Segment Open

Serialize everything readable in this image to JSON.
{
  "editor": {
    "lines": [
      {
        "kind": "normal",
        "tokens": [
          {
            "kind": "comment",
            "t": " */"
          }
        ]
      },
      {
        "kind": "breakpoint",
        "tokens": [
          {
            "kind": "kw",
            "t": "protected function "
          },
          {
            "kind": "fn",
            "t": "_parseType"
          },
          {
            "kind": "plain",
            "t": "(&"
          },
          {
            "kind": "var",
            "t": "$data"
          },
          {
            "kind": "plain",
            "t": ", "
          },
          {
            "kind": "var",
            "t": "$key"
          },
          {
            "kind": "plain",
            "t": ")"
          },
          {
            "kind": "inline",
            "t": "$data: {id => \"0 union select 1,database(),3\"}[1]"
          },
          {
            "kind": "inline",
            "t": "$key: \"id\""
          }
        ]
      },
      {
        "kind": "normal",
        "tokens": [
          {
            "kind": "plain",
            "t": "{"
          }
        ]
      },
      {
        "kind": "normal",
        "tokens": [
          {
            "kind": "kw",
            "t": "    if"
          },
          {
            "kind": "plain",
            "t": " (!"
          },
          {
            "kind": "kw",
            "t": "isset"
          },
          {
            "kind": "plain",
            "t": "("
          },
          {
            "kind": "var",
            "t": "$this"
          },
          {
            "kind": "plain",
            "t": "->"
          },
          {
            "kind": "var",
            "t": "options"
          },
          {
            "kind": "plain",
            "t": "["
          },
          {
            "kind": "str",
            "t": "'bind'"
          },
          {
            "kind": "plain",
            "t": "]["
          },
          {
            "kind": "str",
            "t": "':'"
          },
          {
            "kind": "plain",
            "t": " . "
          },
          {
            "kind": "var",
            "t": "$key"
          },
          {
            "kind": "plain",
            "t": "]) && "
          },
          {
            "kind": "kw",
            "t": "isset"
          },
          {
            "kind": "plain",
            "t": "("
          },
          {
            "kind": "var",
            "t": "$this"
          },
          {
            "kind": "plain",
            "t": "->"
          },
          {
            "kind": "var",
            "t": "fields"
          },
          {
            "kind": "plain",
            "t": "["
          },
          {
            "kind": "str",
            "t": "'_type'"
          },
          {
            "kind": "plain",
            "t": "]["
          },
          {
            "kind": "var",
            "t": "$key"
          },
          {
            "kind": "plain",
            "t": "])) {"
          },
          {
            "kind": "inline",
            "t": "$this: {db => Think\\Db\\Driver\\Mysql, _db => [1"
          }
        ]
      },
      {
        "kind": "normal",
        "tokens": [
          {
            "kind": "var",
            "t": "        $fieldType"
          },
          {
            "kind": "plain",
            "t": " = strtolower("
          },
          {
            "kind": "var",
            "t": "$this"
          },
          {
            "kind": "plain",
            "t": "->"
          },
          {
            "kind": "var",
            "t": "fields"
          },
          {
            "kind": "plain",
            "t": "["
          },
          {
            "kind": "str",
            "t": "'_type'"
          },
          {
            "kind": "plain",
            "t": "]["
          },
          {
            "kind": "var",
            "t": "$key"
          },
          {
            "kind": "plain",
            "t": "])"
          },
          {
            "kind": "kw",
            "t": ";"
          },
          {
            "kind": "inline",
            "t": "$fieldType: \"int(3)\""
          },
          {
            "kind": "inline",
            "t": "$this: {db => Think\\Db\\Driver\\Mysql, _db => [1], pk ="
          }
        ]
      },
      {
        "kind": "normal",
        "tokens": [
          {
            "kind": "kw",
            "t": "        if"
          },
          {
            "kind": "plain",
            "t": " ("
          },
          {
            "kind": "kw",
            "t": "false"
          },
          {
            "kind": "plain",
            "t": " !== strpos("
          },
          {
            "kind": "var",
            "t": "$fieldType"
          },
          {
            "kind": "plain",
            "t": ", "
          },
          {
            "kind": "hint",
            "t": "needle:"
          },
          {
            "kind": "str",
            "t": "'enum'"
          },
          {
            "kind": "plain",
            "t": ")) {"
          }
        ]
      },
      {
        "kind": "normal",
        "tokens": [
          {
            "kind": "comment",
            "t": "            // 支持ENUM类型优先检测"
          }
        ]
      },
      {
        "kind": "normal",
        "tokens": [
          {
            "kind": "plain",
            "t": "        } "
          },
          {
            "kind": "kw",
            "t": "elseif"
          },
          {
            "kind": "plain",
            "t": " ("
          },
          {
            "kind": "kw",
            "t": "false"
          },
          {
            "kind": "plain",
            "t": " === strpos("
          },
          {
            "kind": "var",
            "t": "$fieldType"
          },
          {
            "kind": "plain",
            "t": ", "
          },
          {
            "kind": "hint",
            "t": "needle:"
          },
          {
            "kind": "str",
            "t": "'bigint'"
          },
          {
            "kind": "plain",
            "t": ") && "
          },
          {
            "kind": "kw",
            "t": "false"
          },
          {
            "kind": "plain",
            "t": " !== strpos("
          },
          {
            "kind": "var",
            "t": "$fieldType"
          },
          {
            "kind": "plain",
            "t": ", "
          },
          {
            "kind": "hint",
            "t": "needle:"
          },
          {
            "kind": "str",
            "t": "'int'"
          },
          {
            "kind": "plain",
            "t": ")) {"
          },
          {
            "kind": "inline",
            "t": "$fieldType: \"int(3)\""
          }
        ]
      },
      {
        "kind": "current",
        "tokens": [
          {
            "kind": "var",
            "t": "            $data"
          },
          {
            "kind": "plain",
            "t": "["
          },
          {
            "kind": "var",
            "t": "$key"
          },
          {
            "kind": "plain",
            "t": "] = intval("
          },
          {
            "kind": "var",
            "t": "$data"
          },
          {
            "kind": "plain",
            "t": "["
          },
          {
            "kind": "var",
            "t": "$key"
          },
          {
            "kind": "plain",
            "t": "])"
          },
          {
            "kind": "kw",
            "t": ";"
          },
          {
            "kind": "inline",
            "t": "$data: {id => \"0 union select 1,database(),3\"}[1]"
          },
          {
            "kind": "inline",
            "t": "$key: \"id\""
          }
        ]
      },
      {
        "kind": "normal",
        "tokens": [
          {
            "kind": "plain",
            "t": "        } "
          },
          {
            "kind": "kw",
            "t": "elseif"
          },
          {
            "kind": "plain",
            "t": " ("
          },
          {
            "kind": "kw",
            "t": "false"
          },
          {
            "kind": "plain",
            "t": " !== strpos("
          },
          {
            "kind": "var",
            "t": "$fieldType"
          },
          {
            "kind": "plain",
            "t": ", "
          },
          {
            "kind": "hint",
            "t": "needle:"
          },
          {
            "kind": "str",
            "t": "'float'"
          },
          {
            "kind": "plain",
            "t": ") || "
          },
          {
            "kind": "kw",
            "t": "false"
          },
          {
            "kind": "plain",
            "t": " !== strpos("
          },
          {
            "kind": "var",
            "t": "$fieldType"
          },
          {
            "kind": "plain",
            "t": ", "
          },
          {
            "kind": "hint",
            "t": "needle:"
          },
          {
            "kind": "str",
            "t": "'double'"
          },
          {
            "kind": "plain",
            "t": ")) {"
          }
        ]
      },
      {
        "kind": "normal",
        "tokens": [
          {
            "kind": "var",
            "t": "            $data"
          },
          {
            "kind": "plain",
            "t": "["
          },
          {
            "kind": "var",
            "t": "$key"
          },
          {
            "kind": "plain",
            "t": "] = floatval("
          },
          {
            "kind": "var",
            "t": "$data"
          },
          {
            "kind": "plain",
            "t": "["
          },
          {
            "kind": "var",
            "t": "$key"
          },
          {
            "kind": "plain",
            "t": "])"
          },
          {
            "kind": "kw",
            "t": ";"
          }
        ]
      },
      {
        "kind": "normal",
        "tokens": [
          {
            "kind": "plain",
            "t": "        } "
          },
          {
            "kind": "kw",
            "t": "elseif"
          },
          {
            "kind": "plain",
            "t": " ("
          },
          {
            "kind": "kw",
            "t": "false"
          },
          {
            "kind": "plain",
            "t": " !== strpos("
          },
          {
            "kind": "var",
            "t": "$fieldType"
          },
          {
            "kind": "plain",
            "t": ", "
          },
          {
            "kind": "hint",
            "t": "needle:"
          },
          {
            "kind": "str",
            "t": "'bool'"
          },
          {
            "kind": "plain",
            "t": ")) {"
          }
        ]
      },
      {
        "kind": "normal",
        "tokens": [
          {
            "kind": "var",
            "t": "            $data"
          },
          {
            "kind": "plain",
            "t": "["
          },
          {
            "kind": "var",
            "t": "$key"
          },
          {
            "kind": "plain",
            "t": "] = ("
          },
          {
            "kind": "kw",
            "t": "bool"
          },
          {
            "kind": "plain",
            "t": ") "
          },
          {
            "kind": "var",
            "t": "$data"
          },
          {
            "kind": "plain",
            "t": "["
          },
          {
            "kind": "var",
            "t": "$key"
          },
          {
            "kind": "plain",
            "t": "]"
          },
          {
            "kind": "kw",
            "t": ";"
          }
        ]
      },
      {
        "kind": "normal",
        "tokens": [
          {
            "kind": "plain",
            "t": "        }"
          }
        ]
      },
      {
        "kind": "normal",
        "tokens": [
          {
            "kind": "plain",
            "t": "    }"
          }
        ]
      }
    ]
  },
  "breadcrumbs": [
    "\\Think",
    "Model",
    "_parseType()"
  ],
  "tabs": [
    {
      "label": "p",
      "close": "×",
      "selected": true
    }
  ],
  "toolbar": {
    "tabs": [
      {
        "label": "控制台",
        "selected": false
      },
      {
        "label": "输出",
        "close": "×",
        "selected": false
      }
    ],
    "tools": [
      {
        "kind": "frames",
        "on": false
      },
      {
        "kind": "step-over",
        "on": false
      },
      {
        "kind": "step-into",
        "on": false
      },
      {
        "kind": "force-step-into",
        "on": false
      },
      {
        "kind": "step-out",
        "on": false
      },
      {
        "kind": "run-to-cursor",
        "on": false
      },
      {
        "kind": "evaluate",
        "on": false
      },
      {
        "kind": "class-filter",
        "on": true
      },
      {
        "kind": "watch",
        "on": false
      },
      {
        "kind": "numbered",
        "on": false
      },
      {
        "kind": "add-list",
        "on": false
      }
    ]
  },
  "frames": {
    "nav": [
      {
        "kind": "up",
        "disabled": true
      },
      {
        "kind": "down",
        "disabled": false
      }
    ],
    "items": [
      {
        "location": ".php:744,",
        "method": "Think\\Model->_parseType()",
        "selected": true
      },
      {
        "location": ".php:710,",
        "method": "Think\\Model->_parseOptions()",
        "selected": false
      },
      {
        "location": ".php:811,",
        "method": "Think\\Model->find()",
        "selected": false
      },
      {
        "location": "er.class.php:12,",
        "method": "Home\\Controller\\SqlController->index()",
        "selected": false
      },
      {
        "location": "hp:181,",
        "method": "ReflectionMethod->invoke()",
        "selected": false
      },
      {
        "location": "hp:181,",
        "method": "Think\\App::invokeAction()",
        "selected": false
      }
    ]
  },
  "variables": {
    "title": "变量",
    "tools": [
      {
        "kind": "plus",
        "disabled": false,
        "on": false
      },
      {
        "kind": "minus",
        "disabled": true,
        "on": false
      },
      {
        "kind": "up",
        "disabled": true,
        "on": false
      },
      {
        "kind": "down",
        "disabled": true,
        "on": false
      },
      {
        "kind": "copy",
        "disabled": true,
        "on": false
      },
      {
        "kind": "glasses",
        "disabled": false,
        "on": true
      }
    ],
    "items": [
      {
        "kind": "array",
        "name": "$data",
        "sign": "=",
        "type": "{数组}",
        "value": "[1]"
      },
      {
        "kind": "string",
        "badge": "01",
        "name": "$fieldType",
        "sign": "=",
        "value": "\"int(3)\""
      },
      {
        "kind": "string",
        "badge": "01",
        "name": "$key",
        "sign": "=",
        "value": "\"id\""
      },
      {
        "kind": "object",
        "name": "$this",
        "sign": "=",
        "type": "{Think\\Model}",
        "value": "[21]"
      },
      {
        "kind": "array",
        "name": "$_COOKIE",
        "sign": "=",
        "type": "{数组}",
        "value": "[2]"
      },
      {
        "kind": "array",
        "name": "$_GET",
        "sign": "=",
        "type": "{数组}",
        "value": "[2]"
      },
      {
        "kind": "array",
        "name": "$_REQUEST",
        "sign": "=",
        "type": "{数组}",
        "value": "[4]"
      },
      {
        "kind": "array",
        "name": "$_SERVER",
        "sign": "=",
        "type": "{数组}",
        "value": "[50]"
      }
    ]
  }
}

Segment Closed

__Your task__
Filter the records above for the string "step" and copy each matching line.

__Solution for this task__
        "kind": "step-over",
        "kind": "step-into",
        "kind": "force-step-into",
        "kind": "step-out",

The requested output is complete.